Death of a Lamppost: Why People Only Know About the iPhone
During NFL football this Sunday, dozens of commercials aired. In one of them in particular, lampposts, parking meters, and signs were being sliced by something flying through the air. At the end of it, that thing flew into the camera, the screen went black, "Droid Razr. 11.11.11" was displayed, and it was over.
Since the DROID brand has been pushed so heavily over the past couple of years, I'm sure many viewers knew it was a phone (even if they missed the tiny Verizon or Motorola logos). But, I'm also sure some had absolutely no idea what was being advertised.
During that those same games this Sunday, there were also a variety of ads for the iPhone 4S. One showed off Siri, Apple's new voice-controlled virtual assistant. Another demonstrated iCloud and how it worked. And one more bragged - rightfully so - about the iPhone's amazing camera. All three of these commercials were done in typical, Apple fashion. They simply highlighted a feature of the phone, and showed people using it in real-world situations. That's it.

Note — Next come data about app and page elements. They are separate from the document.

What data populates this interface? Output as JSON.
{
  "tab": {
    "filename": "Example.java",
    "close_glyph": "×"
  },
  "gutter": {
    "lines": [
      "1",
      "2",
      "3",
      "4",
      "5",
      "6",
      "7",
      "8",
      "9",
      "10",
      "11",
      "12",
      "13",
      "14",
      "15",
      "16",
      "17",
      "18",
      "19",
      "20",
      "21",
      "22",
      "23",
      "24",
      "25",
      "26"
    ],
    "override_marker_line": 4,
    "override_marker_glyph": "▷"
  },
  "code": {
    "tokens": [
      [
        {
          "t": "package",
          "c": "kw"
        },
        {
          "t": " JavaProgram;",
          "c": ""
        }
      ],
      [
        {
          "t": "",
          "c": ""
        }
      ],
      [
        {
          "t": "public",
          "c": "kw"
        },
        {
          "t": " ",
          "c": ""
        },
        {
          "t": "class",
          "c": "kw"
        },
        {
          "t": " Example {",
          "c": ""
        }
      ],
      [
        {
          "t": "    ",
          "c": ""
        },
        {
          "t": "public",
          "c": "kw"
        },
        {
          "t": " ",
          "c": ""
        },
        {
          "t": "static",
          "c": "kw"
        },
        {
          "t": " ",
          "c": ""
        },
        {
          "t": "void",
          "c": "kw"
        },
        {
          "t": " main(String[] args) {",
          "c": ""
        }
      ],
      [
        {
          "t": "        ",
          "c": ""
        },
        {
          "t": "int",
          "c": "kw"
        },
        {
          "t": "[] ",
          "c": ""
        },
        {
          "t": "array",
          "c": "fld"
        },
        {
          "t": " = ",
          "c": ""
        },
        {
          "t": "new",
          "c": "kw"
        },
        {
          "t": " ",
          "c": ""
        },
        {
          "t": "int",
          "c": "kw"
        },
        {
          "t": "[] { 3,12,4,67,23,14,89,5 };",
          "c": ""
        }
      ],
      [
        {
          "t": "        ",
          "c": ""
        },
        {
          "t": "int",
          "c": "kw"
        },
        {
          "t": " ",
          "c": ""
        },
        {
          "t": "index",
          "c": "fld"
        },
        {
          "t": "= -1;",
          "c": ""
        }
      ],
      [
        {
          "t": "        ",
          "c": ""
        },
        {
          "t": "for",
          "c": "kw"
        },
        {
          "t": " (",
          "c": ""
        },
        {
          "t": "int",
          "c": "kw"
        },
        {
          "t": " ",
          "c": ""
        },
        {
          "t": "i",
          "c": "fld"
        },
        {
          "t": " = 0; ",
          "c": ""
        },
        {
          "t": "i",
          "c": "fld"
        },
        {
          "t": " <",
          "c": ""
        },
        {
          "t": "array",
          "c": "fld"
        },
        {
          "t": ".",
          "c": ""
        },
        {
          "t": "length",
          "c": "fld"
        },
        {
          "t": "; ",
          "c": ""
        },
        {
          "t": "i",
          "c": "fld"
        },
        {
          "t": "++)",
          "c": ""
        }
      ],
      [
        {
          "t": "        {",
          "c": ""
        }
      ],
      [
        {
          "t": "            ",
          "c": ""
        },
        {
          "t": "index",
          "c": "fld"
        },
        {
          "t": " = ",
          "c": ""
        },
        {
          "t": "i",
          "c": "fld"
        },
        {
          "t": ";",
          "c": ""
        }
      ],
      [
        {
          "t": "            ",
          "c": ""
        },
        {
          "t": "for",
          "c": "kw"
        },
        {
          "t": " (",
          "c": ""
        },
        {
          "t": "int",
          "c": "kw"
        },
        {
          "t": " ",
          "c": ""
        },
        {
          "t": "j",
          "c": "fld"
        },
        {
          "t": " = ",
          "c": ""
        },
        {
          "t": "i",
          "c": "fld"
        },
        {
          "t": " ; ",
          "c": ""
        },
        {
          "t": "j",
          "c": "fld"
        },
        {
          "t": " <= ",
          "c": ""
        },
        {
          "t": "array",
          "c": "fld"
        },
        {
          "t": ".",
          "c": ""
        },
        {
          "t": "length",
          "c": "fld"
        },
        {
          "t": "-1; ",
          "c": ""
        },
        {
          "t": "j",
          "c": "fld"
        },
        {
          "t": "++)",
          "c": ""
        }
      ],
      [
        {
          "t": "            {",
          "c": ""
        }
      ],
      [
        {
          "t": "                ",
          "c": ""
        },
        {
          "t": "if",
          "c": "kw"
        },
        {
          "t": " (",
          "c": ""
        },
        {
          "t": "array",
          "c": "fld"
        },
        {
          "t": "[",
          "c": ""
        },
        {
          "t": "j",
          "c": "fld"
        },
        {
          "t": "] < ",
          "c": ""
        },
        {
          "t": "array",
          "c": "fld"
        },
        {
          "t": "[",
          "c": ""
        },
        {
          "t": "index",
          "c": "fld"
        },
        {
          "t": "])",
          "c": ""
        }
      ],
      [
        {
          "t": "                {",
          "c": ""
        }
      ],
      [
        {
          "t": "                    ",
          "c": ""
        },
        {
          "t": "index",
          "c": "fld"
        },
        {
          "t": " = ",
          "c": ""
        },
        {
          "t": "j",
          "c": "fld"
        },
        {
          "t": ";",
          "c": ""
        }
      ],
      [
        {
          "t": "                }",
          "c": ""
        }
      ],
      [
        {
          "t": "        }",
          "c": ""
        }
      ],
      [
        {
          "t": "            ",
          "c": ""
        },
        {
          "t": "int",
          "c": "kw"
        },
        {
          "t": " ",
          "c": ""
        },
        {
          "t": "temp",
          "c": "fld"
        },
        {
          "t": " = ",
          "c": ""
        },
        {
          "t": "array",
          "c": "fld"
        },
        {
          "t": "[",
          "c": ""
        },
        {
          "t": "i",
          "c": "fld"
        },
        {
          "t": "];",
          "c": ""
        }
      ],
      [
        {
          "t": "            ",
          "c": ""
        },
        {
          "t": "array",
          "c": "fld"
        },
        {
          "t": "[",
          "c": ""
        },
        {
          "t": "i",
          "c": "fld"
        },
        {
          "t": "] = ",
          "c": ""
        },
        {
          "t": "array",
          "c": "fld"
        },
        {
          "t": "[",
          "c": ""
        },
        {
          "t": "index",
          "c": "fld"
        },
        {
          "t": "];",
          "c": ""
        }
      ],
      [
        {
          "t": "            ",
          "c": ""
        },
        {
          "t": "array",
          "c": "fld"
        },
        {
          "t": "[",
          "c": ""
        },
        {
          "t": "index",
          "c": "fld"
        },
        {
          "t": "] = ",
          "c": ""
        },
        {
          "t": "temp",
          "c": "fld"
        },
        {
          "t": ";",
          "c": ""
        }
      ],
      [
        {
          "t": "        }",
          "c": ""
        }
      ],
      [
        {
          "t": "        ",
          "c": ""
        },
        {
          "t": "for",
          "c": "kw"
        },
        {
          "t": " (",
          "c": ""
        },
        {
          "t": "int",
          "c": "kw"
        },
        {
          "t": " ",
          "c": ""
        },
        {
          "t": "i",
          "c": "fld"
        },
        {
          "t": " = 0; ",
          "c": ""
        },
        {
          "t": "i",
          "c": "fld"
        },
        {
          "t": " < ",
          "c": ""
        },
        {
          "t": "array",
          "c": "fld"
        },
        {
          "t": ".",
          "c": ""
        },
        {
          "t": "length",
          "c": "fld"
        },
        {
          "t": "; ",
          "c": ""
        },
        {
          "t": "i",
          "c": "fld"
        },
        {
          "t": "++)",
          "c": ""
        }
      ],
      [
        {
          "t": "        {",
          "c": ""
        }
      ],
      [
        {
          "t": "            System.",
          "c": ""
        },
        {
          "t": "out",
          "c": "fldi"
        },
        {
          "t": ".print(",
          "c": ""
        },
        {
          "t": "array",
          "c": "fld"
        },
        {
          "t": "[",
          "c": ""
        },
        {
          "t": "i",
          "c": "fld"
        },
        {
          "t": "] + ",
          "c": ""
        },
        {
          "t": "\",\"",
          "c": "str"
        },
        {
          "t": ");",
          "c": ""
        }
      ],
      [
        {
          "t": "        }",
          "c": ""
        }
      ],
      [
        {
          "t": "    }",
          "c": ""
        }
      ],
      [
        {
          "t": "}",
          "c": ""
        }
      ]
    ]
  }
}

There were no robots being dismantled by a sword-wielding woman. There weren't any octopus-human hybrids. And there weren't any semi-popular, international pitchmen.
How Can It Make My Life Easier?
That's the question the majority of customers want answered when choosing a new smartphone. Considering that phones have finally reached $299 price points, on-contract, it's a perfectly valid question. Yes, Siri, iCloud, and quick photo editing capabilities on the iPhone make it a highly convenient tool to carry in your pocket. But there are plenty of phones on the market with features that the general public would love.
Imagine an Apple-like commercial that demonstrates how Swype text entry works on a Droid Bionic- talking about how much faster it is than a standard keyboard. Imagine a commercial showing off Google Talk video chat, or better yet, Google+ Hangouts with nine other people on a Nexus S. Or how about an ad showing the usability of Live Tiles on any Windows Phone? And although it isn't out yet, people would love to see the zero shutter-lag, Android Beam, and Face Unlock features of the Samsung Galaxy Nexus.
Networks and phone manufacturers are hell bent on making their commercials stand out. I mean, how else could one explain a woman with four arms, attached to a giant curtain? But what Verizon, AT&T, Motorola, and others fail to realize is that is the exact opposite of what people want. They want a phone that fits in to their daily lives - like the iPhone. Not one that could help them decapitate a robot.
Look, the iPhone does great things. There's no denying that. But there are other smartphones that do them just as well, and in some cases, other things much better.
People just have no idea. And judging by what I saw on Sunday, that trend doesn't seem to be changing anytime soon.